YOUR ASSIGNMENT – Copy the listing below exactly. Pictures stay out of it.

STORED DATA –
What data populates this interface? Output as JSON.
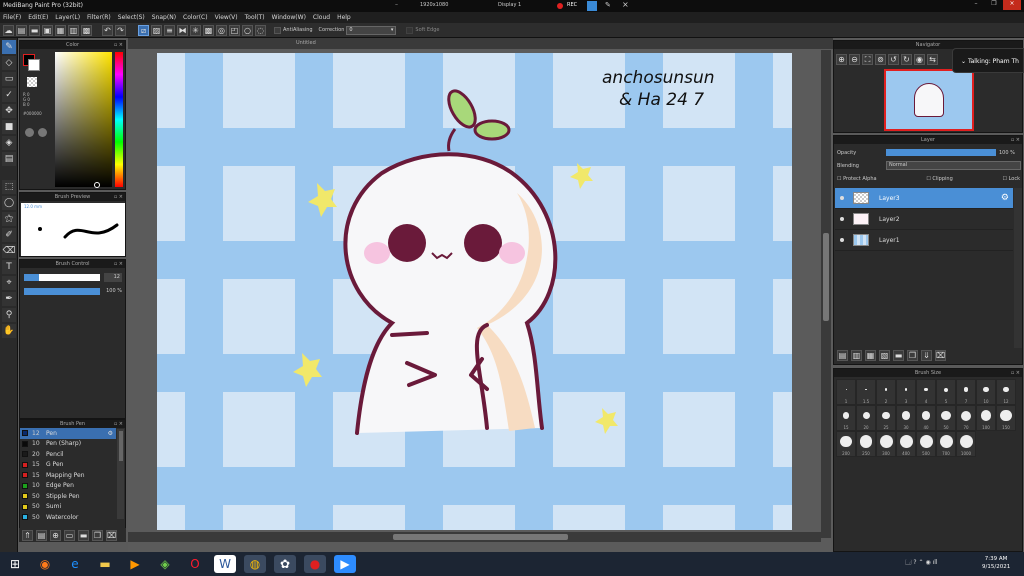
{
  "app": {
    "title": "MediBang Paint Pro (32bit)",
    "resolution": "1920x1080",
    "display": "Display 1",
    "rec": "REC"
  },
  "menu": [
    "File(F)",
    "Edit(E)",
    "Layer(L)",
    "Filter(R)",
    "Select(S)",
    "Snap(N)",
    "Color(C)",
    "View(V)",
    "Tool(T)",
    "Window(W)",
    "Cloud",
    "Help"
  ],
  "toolbar": {
    "antialias": "AntiAliasing",
    "correction_label": "Correction",
    "correction_value": "0",
    "soft_edge": "Soft Edge"
  },
  "color_panel": {
    "title": "Color",
    "r": "R 0",
    "g": "G 0",
    "b": "B 0",
    "hex": "#000000"
  },
  "brush_preview": {
    "title": "Brush Preview",
    "size": "12.0 mm"
  },
  "brush_control": {
    "title": "Brush Control",
    "size": "12",
    "opacity": "100 %"
  },
  "brush_panel": {
    "title": "Brush Pen",
    "items": [
      {
        "size": "12",
        "name": "Pen",
        "color": "#0a2a6a",
        "selected": true
      },
      {
        "size": "10",
        "name": "Pen (Sharp)",
        "color": "#0a0a0a"
      },
      {
        "size": "20",
        "name": "Pencil",
        "color": "#1a1a1a"
      },
      {
        "size": "15",
        "name": "G Pen",
        "color": "#d42020"
      },
      {
        "size": "15",
        "name": "Mapping Pen",
        "color": "#d42020"
      },
      {
        "size": "10",
        "name": "Edge Pen",
        "color": "#1ca01c"
      },
      {
        "size": "50",
        "name": "Stipple Pen",
        "color": "#e0c81a"
      },
      {
        "size": "50",
        "name": "Sumi",
        "color": "#e0c81a"
      },
      {
        "size": "50",
        "name": "Watercolor",
        "color": "#2ab0e0"
      }
    ]
  },
  "document": {
    "title": "Untitled",
    "watermark_line1": "anchosunsun",
    "watermark_line2": "& Ha 24 7"
  },
  "navigator": {
    "title": "Navigator"
  },
  "notification": {
    "text": "Talking: Pham Th"
  },
  "layer_panel": {
    "title": "Layer",
    "opacity_label": "Opacity",
    "opacity_value": "100 %",
    "opacity_fraction": 1.0,
    "blending_label": "Blending",
    "blending_value": "Normal",
    "protect_alpha": "Protect Alpha",
    "clipping": "Clipping",
    "lock": "Lock",
    "layers": [
      {
        "name": "Layer3",
        "selected": true
      },
      {
        "name": "Layer2"
      },
      {
        "name": "Layer1"
      }
    ]
  },
  "brush_size": {
    "title": "Brush Size",
    "labels": [
      "1",
      "1.5",
      "2",
      "3",
      "4",
      "5",
      "7",
      "10",
      "12",
      "15",
      "20",
      "25",
      "30",
      "40",
      "50",
      "70",
      "100",
      "150",
      "200",
      "250",
      "300",
      "400",
      "500",
      "700",
      "1000"
    ]
  },
  "taskbar": {
    "time": "7:39 AM",
    "date": "9/15/2021"
  },
  "colors": {
    "canvas_bg": "#d2e4f5",
    "grid_blue": "#9cc8ef",
    "outline": "#6a1a3a",
    "body": "#f7f7f9",
    "shade": "#f7dcc2",
    "star": "#f1e86a",
    "leaf": "#a8d87a",
    "blush": "#f6c4e0",
    "eye": "#6a1a3a"
  }
}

RESULT OF THE TASK –
What data populates this interface? Output as JSON.
{
  "app": {
    "title": "MediBang Paint Pro (32bit)",
    "resolution": "1920x1080",
    "display": "Display 1",
    "rec": "REC"
  },
  "menu": [
    "File(F)",
    "Edit(E)",
    "Layer(L)",
    "Filter(R)",
    "Select(S)",
    "Snap(N)",
    "Color(C)",
    "View(V)",
    "Tool(T)",
    "Window(W)",
    "Cloud",
    "Help"
  ],
  "toolbar": {
    "antialias": "AntiAliasing",
    "correction_label": "Correction",
    "correction_value": "0",
    "soft_edge": "Soft Edge"
  },
  "color_panel": {
    "title": "Color",
    "r": "R 0",
    "g": "G 0",
    "b": "B 0",
    "hex": "#000000"
  },
  "brush_preview": {
    "title": "Brush Preview",
    "size": "12.0 mm"
  },
  "brush_control": {
    "title": "Brush Control",
    "size": "12",
    "opacity": "100 %"
  },
  "brush_panel": {
    "title": "Brush Pen",
    "items": [
      {
        "size": "12",
        "name": "Pen",
        "color": "#0a2a6a",
        "selected": true
      },
      {
        "size": "10",
        "name": "Pen (Sharp)",
        "color": "#0a0a0a"
      },
      {
        "size": "20",
        "name": "Pencil",
        "color": "#1a1a1a"
      },
      {
        "size": "15",
        "name": "G Pen",
        "color": "#d42020"
      },
      {
        "size": "15",
        "name": "Mapping Pen",
        "color": "#d42020"
      },
      {
        "size": "10",
        "name": "Edge Pen",
        "color": "#1ca01c"
      },
      {
        "size": "50",
        "name": "Stipple Pen",
        "color": "#e0c81a"
      },
      {
        "size": "50",
        "name": "Sumi",
        "color": "#e0c81a"
      },
      {
        "size": "50",
        "name": "Watercolor",
        "color": "#2ab0e0"
      }
    ]
  },
  "document": {
    "title": "Untitled",
    "watermark_line1": "anchosunsun",
    "watermark_line2": "& Ha 24 7"
  },
  "navigator": {
    "title": "Navigator"
  },
  "notification": {
    "text": "Talking: Pham Th"
  },
  "layer_panel": {
    "title": "Layer",
    "opacity_label": "Opacity",
    "opacity_value": "100 %",
    "opacity_fraction": 1.0,
    "blending_label": "Blending",
    "blending_value": "Normal",
    "protect_alpha": "Protect Alpha",
    "clipping": "Clipping",
    "lock": "Lock",
    "layers": [
      {
        "name": "Layer3",
        "selected": true
      },
      {
        "name": "Layer2"
      },
      {
        "name": "Layer1"
      }
    ]
  },
  "brush_size": {
    "title": "Brush Size",
    "labels": [
      "1",
      "1.5",
      "2",
      "3",
      "4",
      "5",
      "7",
      "10",
      "12",
      "15",
      "20",
      "25",
      "30",
      "40",
      "50",
      "70",
      "100",
      "150",
      "200",
      "250",
      "300",
      "400",
      "500",
      "700",
      "1000"
    ]
  },
  "taskbar": {
    "time": "7:39 AM",
    "date": "9/15/2021"
  },
  "colors": {
    "canvas_bg": "#d2e4f5",
    "grid_blue": "#9cc8ef",
    "outline": "#6a1a3a",
    "body": "#f7f7f9",
    "shade": "#f7dcc2",
    "star": "#f1e86a",
    "leaf": "#a8d87a",
    "blush": "#f6c4e0",
    "eye": "#6a1a3a"
  }
}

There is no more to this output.